In light of master thespian, Jessica Alba’s recent comment that good actors don’t follow scripts and instead just say whatever they want, I’ve had a number of readers ask if that is true.
For the most part, no. Some improvisation does go on in features if the director embraces it. Mike Leigh uses this approach (although I’d be surprised if Jessica Alba even knows who Mike Leigh is). Many directors will allow actors to improvise during rehearsals as a way to help them lock into the characters but when the camera is rolling they go back to that pesky script.

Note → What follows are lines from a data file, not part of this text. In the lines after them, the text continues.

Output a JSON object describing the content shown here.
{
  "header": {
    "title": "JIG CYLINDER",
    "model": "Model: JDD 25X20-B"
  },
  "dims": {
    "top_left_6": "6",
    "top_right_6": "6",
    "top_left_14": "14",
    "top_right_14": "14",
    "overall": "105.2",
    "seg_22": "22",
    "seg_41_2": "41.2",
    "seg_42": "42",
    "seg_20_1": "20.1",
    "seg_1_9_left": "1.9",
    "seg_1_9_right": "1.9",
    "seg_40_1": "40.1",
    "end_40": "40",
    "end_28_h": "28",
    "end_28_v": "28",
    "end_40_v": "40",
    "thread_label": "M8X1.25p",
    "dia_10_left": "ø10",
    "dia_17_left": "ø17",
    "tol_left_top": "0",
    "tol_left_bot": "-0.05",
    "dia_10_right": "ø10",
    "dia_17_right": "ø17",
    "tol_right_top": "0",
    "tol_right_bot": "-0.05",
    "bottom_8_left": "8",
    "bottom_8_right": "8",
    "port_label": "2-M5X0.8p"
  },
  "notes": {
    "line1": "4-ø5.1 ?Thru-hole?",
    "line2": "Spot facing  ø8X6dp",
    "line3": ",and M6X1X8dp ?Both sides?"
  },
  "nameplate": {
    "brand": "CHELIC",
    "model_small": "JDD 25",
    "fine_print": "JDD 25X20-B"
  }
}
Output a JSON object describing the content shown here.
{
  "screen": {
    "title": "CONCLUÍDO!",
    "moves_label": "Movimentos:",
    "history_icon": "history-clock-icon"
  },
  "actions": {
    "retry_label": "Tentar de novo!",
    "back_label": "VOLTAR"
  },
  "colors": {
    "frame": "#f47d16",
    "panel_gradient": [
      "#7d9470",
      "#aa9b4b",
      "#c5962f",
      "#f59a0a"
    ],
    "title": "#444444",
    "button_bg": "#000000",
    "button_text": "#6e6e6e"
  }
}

Actors in CURB YOUR ENTHUSIASM work off a detailed outline but rehearse and refine scenes until they might as well be scripted. Plus, Larry David uses actors who are well-skilled in working off-the-cuff.
I would love to see Jessica Alba join the improv workshop I attend. She might find that creating a character, moving a story forward, and holding her own with other gifted actors without a script requires more than nice breasts.
In the theater, actors must perform the script verbatim. But this doesn’t apply to Jessica Alaba since I can’t imagine her ever doing theater… except maybe a one-woman show as the Statue of Liberty.
By the way, I always find it curious that actors will claim, “I can’t say this” but in a play where they’re legally not allowed to change anything they somehow manage to deliver the lines as written.
In sitcoms, especially multi-camera sitcoms, it is imperative the actors don’t stray from the script because, among other reasons, cameras move on line cues. A hint to the studio audience that an actor is ad libbing is when three cameras crash into each other.
I wish those actors who dismiss scripts, like Jessica, could sit in a writers’ room. They’d be amazed at how much thought and time and effort goes into crafting each line. Debates over whether a certain word in a set-up needs to be in the middle or the end of the line. Long discussions on ways to make the lines sound more natural. The Jessicas would be surprised by how concerned we are with making the dialogue easy for actors to perform. If something is a tongue-twister or clunky we change it so they don’t have to struggle with it. On MASH, before we sent a script down to the stage, we read it aloud ourselves and tweaked any lines we felt the actors might stumble over. You're welcome, Jessica.
Bottom line: I think actors who share Jessica Alba’s disdain for scripts are in the vast minority. Yes, there may be tension between writers and actors, but (if forced to take truth serum) I believe you’d find that most actors do have respect for writers and writers do appreciate the skill and discipline that actors exhibit to fully realize their characters.
Jessica, I just think you need to spend more time with writers (or any time at all) to really understand how they work. Fortunately, there are ten thousand of them who have personally volunteered to meet with you. That’s the kind of pride and dedication we take in our craft.